Write out the data once more, exactly as it reads.

DATA FOR THIS EXERCISE:
++++++

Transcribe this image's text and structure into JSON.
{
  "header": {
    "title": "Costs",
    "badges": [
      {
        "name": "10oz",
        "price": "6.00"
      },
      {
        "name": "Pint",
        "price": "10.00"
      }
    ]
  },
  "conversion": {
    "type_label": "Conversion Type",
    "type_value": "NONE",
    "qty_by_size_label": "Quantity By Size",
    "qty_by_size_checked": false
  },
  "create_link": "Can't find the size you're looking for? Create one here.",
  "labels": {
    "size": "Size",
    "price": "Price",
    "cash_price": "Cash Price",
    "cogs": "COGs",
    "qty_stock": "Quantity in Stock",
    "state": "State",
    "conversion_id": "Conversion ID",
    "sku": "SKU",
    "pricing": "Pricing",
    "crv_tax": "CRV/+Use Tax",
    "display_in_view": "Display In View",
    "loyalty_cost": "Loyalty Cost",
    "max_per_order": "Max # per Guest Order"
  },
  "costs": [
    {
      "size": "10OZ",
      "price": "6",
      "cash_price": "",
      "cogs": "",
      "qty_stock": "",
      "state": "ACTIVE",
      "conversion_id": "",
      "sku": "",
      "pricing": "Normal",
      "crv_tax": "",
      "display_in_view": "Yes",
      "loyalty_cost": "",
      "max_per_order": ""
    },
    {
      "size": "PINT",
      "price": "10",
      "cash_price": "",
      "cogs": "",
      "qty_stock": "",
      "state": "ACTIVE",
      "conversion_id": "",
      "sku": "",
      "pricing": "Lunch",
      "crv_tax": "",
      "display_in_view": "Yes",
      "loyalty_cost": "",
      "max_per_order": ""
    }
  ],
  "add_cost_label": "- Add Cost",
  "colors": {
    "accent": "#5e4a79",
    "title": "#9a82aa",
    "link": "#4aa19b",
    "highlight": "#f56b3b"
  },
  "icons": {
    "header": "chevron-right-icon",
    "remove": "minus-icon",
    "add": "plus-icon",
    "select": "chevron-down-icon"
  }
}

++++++

SOLUTION BELOW:
Transcribe this image's text and structure into JSON.
{
  "header": {
    "title": "Costs",
    "badges": [
      {
        "name": "10oz",
        "price": "6.00"
      },
      {
        "name": "Pint",
        "price": "10.00"
      }
    ]
  },
  "conversion": {
    "type_label": "Conversion Type",
    "type_value": "NONE",
    "qty_by_size_label": "Quantity By Size",
    "qty_by_size_checked": false
  },
  "create_link": "Can't find the size you're looking for? Create one here.",
  "labels": {
    "size": "Size",
    "price": "Price",
    "cash_price": "Cash Price",
    "cogs": "COGs",
    "qty_stock": "Quantity in Stock",
    "state": "State",
    "conversion_id": "Conversion ID",
    "sku": "SKU",
    "pricing": "Pricing",
    "crv_tax": "CRV/+Use Tax",
    "display_in_view": "Display In View",
    "loyalty_cost": "Loyalty Cost",
    "max_per_order": "Max # per Guest Order"
  },
  "costs": [
    {
      "size": "10OZ",
      "price": "6",
      "cash_price": "",
      "cogs": "",
      "qty_stock": "",
      "state": "ACTIVE",
      "conversion_id": "",
      "sku": "",
      "pricing": "Normal",
      "crv_tax": "",
      "display_in_view": "Yes",
      "loyalty_cost": "",
      "max_per_order": ""
    },
    {
      "size": "PINT",
      "price": "10",
      "cash_price": "",
      "cogs": "",
      "qty_stock": "",
      "state": "ACTIVE",
      "conversion_id": "",
      "sku": "",
      "pricing": "Lunch",
      "crv_tax": "",
      "display_in_view": "Yes",
      "loyalty_cost": "",
      "max_per_order": ""
    }
  ],
  "add_cost_label": "- Add Cost",
  "colors": {
    "accent": "#5e4a79",
    "title": "#9a82aa",
    "link": "#4aa19b",
    "highlight": "#f56b3b"
  },
  "icons": {
    "header": "chevron-right-icon",
    "remove": "minus-icon",
    "add": "plus-icon",
    "select": "chevron-down-icon"
  }
}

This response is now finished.